T = TIME-BOUND – If goals are not set within the context of a time frame they may fall by the way side when the demands of everyday life get in the way. Having a set time frame to reach a goal such as losing two pounds per week helps keep us on track and accountable for our actions. This is a target date for reaching the goal. An open ended time frame for meeting a goal is often put off until "tomorrow."
The SMART strategy will work with any goal you set,so take time to evaluate your present lifestyle and choose one health related habit that needs changing. This change needs to be a personal priority rather than someone else's priority for you.
December 6, 2012
Maintaining healthy eating habits can be difficult while traveling. This is even more difficult for individuals with chronic health problems such as diabetes or heart disease. It is easy to get off schedule during holiday traveling and lose some control over established eating habits. Grabbing a quick bite in the airport or on the interstate does not always provide the best options for healthy selections. Friends and family don't always have the same taste in food or concern for healthy eating, which adds to the challenge of eating healthy while traveling.
If traveling by air, ask for a list of healthy alternative foods that may be available upon request. This is especially important for those with special dietary needs. Pack some healthy snacks to take in the event any meals or transportation is delayed.

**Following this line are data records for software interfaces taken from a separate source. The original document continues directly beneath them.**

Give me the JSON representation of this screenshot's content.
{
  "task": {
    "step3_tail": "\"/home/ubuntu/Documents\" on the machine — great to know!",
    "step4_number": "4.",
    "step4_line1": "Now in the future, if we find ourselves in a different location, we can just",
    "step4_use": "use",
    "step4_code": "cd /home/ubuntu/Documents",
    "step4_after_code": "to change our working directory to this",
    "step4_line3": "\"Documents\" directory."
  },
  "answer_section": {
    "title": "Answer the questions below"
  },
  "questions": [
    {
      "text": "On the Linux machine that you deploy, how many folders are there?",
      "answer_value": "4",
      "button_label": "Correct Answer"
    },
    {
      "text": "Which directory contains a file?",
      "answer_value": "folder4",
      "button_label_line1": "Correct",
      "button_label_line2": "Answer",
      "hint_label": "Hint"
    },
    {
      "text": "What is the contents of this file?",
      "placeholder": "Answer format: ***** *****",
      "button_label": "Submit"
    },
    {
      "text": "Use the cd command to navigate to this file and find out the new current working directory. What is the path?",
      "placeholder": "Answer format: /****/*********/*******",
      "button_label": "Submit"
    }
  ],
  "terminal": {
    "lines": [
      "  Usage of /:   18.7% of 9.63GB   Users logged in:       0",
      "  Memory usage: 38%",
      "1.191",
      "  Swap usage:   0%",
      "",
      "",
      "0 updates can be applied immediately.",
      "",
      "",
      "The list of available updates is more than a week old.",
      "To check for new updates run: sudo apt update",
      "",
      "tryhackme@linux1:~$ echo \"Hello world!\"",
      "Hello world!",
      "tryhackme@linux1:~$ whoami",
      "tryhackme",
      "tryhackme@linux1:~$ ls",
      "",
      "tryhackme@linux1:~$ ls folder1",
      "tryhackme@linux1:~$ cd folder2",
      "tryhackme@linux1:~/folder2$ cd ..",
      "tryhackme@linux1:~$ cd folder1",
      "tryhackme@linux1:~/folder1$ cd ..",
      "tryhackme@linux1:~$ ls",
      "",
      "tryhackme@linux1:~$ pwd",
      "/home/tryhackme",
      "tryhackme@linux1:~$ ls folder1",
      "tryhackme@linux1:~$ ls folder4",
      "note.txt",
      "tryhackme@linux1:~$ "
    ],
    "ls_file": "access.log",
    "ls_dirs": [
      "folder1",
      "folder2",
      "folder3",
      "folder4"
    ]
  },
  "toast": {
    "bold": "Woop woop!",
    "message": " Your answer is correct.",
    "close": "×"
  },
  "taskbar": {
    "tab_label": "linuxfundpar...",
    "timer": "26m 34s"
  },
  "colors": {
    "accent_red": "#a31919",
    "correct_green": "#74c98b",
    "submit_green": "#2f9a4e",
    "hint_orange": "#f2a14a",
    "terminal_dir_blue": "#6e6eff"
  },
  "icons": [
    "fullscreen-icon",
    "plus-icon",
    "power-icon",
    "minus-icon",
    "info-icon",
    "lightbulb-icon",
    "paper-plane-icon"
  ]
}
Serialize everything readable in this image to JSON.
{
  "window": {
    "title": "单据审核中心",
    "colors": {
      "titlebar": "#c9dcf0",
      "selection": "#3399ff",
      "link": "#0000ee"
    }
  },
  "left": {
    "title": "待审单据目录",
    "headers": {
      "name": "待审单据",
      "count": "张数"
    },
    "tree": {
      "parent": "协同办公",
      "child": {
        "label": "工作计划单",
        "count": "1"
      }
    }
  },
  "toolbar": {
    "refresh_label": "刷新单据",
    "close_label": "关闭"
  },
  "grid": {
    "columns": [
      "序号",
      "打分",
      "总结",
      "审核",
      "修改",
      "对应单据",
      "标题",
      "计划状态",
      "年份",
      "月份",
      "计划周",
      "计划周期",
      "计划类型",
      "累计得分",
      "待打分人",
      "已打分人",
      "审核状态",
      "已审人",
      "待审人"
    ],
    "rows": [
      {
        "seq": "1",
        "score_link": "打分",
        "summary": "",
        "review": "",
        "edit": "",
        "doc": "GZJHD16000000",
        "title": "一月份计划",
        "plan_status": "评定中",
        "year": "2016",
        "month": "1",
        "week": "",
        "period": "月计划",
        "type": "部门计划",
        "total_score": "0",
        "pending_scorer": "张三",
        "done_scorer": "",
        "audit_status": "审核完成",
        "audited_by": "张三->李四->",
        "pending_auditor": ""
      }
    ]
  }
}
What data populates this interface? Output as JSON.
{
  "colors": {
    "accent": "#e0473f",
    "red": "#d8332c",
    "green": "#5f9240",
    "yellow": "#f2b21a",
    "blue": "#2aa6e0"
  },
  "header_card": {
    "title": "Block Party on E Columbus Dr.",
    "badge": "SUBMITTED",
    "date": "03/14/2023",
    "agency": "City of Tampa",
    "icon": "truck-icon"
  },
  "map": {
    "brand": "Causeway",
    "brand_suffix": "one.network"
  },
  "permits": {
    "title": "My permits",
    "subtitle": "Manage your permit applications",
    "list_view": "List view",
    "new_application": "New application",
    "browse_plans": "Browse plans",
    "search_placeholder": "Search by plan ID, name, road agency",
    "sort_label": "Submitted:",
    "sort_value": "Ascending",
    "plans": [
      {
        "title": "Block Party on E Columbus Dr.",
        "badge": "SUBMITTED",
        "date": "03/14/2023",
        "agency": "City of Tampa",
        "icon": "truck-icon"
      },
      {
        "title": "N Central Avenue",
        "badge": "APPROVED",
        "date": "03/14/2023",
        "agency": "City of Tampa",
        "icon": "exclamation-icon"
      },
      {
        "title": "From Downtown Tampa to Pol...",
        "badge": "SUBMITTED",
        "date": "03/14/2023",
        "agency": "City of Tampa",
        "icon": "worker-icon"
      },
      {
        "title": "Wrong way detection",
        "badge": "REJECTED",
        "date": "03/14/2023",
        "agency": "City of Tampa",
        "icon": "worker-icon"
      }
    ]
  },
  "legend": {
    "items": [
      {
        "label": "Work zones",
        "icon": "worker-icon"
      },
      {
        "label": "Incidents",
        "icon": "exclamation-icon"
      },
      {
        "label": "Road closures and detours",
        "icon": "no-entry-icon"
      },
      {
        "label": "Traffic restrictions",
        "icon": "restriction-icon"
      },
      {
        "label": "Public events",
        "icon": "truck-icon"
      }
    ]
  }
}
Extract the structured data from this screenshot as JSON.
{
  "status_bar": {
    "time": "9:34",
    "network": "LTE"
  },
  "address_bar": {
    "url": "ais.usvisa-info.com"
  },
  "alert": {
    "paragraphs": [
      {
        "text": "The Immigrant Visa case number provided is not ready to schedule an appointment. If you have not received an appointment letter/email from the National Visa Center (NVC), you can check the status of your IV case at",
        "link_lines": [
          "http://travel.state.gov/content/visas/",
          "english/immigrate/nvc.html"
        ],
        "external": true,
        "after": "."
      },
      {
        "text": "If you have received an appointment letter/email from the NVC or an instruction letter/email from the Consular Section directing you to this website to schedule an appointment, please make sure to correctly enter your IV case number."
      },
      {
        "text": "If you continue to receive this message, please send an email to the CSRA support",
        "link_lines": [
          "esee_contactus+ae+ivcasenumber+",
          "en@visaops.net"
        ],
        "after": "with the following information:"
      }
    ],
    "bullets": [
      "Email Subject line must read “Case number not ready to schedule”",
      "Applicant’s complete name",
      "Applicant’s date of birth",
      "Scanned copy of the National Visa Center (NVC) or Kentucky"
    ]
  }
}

It is easy to throw an apple or banana in your carry-on bag to have available if needed.
If it is necessary to sit for extended periods of time during a flight or train ride, get up out of your seat and walk up and down the aisle when allowed to do so. If traveling by car, stop, stretch and take a few minute walk at rest areas. When staying at a hotel take advantage of their fitness facilities or use the pool for a swim. Use the stairs instead of the elevator or escalator whenever possible.
General traveling tips for individuals with diabetes:
Plan ahead and don't hesitate to contact The Transportation Security Administration (TSA) for information and help for those that may be traveling with medical conditions. TSA will provide information on screening procedures for those wearing medical devices such as insulin pumps or continuous glucose monitors. Prior to traveling passengers can call a toll free TSA helpline called TSA Cares at 1-855-787-2227 to get questions answered and be prepared for screening and security checkpoints.
Take a little time to plan ahead to assure your holiday travels are less stressful and you are able to maintain good health during the holiday season.
Happy Healthy Holidays to All!